Black pepper to taste
- Prepare your favorite pie crust and set the dough aside in the fridge for at least an hour or up to three days.
- Preheat your oven to 400 degrees.
- On a large baking sheet toss your radish medallions in olive oil and salt or garlic salt. Arrange radishes in a single layer.
- Roast radishes in the oven for 20-25 minutes. The edges will get a little bit caramelized. The radishes will continue to cook once inside the galette.
- As the radishes are finishing up in the oven, roll out your pie dough into a round. It’s okay if your edges are craggy, this is a rustic pie. I like to roll my dough to about ½ inch thick.
- Transfer cooked radishes to a separate container and gently transfer your rolled-out dough onto the already oiled baking sheet. Put the dough in the fridge for about 10 minutes – you can use this time to prepare your cheeses.
- Once you are ready to assemble the galette, take your dough out of the fridge and sprinkle the ½ cup of parmesan in the center of the dough, leaving about 2-inches of overhang for the crust.
- Arrange your roasted radishes over the parmesan, once again trying to keep them in an even layer. Don’t worry if there is some overlap. Dollop your fresh cheese on top. If you are using parmesan instead of fresh cheese, go ahead and sprinkle that on top. Season with black pepper.
- Now it’s time to form the crust. Fold the 2-inch overhang up around the filling, leaving a bit of the filling showing through in the center. Your galette will form a sort of pentagon or hexagon once you’ve folded all the sides up.
- Brush the crust with a beaten egg and put it in the oven for 30-45 minutes or until the crust is golden brown.

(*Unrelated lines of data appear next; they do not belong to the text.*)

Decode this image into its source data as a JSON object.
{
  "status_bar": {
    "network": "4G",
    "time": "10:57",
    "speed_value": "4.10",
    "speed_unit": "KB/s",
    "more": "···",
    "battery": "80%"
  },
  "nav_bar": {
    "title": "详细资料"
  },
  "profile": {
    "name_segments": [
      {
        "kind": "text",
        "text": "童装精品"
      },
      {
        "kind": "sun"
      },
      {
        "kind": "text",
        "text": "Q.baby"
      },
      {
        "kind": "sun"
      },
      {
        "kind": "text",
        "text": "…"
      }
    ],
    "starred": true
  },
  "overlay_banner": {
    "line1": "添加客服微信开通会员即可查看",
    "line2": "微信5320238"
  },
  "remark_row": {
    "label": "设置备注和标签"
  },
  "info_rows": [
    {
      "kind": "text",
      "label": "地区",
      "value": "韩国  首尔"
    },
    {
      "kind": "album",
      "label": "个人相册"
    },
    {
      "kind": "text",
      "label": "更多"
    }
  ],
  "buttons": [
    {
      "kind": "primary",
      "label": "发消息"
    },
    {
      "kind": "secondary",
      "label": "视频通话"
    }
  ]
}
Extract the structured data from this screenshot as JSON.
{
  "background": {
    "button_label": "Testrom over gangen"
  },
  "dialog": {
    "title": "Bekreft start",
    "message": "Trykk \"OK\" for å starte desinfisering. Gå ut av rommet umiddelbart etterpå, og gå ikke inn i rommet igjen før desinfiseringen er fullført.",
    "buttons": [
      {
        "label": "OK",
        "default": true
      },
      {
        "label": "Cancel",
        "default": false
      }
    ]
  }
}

- Let the galette rest for at least 15 minutes before slicing.
Poetry Potluck is written and curated by Poetry Center staff members Leela Denver and Wren Awry.